Overview: The plot to take Jesus’ life gains momentum as the chief priests and scribes seek an opportunity to carry out their plan. They find a willing accomplice in Judas Iscariot, who agrees to betray Jesus for a price. Before the plan is carried out or even made public, it is clear that Jesus knows His life will soon come to an end. He demonstrates this awareness by commending a woman who anoints his body for burial and by commemorating his death through a meal with his disciples. This combination of events demonstrates that the calculations of evil men to end the life of Jesus are insufficient to bring an end to what God has purposed through Christ and His church.
01. There is a genuine presence of evil in this world that opposes that which is good. Such evil, plots in secret, feigns concern for the weak, is motivated by temporal things, and betrays even the best of people.

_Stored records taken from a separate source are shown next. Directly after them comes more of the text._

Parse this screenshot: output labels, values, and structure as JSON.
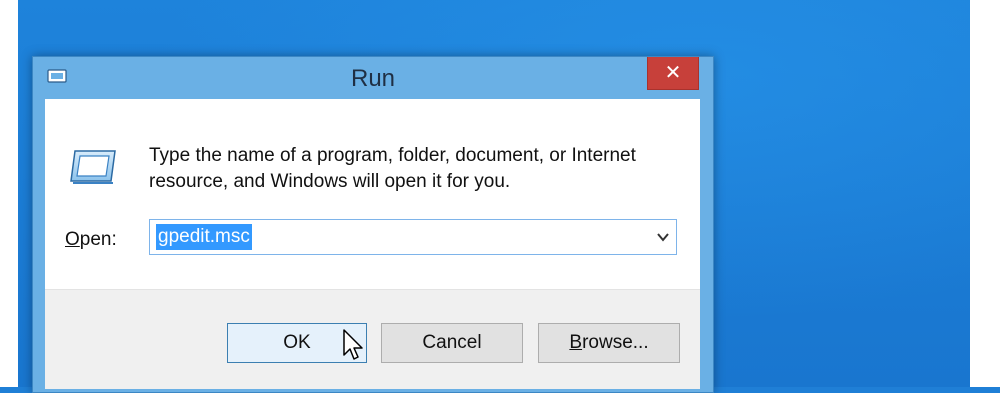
{
  "window": {
    "title": "Run",
    "close_label": "✕"
  },
  "dialog": {
    "description": "Type the name of a program, folder, document, or Internet resource, and Windows will open it for you.",
    "open_label_accel": "O",
    "open_label_rest": "pen:",
    "open_value": "gpedit.msc"
  },
  "buttons": {
    "ok": "OK",
    "cancel": "Cancel",
    "browse_accel": "B",
    "browse_rest": "rowse..."
  },
  "colors": {
    "desktop": "#1b78d0",
    "titlebar": "#6ab0e5",
    "close": "#c7403a",
    "selection": "#3399ff"
  },
  "icons": {
    "window": "run-dialog-icon",
    "close": "close-icon",
    "dropdown": "chevron-down-icon",
    "pointer": "mouse-pointer-icon"
  }
}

02. There is a genuine presence of goodness in this world that overcomes that which is evil. Such goodness is not inherent in humanity but is evidenced by exalting Christ above ourselves, serving those in need, trusting in the providence of God, and seeking a kingdom beyond this world.
QUESTIONS FOR DISCUSSION & DISCOVERY

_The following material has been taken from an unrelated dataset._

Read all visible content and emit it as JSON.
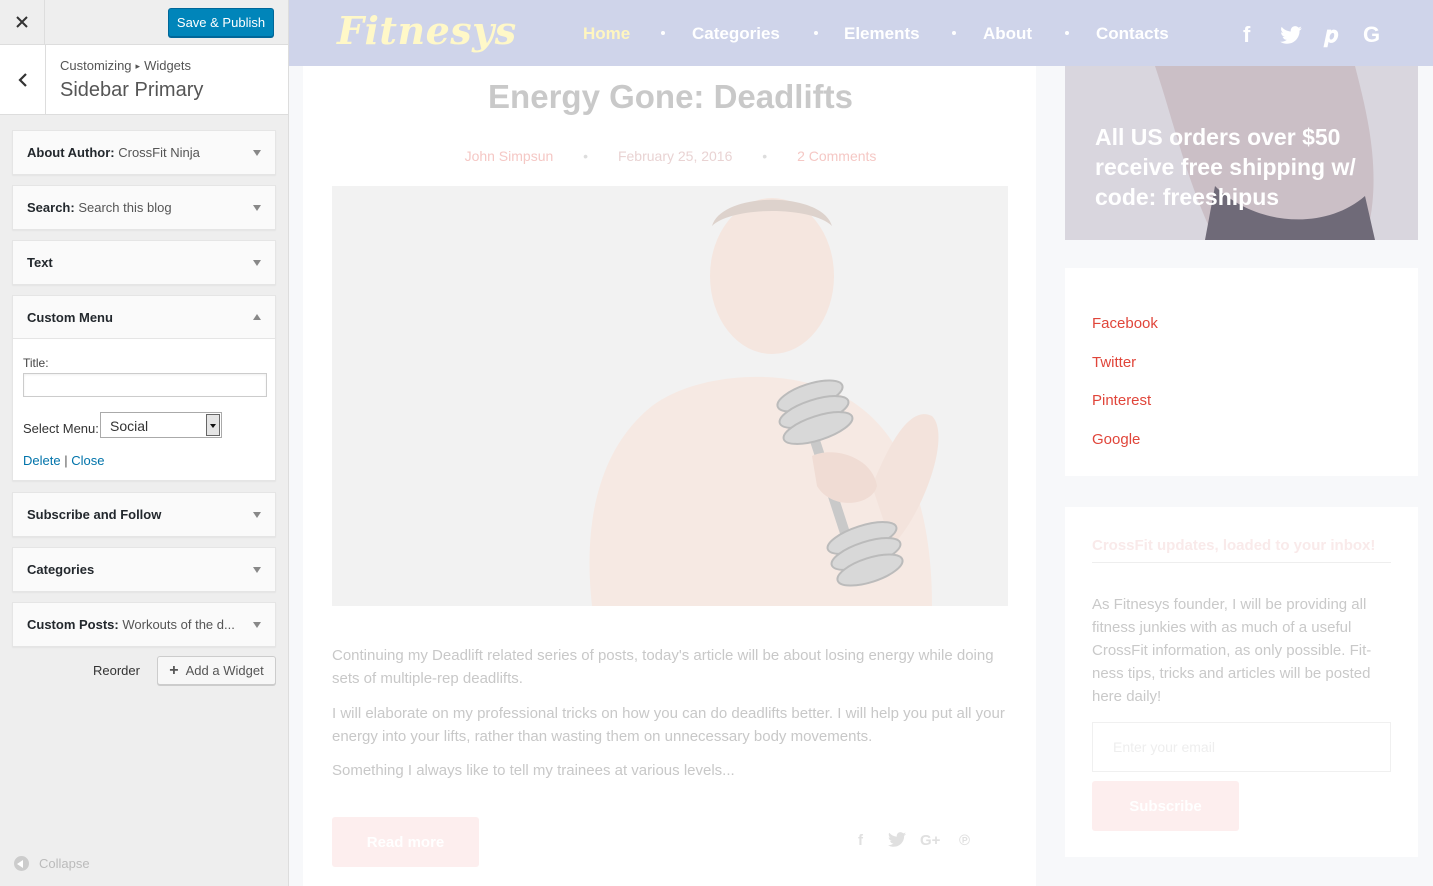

- Notice how the priests and scribes operate by stealth and careful timing in order to arrest Jesus (verses 1-2). What does their planning suggest about Jesus’ popularity among the people? How does their planning serve as a warning to us about plotting in secret?
- The account of a woman anointing Jesus is found in all four Gospels (see Matthew 26:6-13; Luke 7:36-50; John 12:1-8). What similarities and differences do you find in these texts (i.e., location, time, nature of anointing, reputation of woman, etc.)? How do these accounts provide a fuller picture of this event?
- When Jesus said, “You always have the poor with you,” He was likely alluding to Deuteronomy 15:11. What does the Bible teach about our responsibility to the poor? What does the Bible teach about the importance of the gospel above and beyond our concern for the poor? What is lost when we substitute a “social gospel” for the true gospel?
- Based on your knowledge of the Passover Meal established in the Old Testament (see Exodus 12), what were the disciples of Jesus expecting to observe and experience as they made arrangements (Mark 14:12-16)? In what ways did Jesus transform this meal to point to a greater salvation (verse 22-25)? What should be foremost in our thoughts as we observe the Lord’s Supper?
- In what ways do the taking of innocent life and the giving of one’s life stand out in this chapter? What do these examples suggest to us about the reality of evil and the Christian response to evil? Read Romans 12:9-21 for a list of ways in which we can address evil in this world by following the example set by Jesus Christ.
For Further Reading: D. Martyn Lloyd-Jones, The Plight of Man and the Power of God (Christian Heritage; reprint edition, 2013).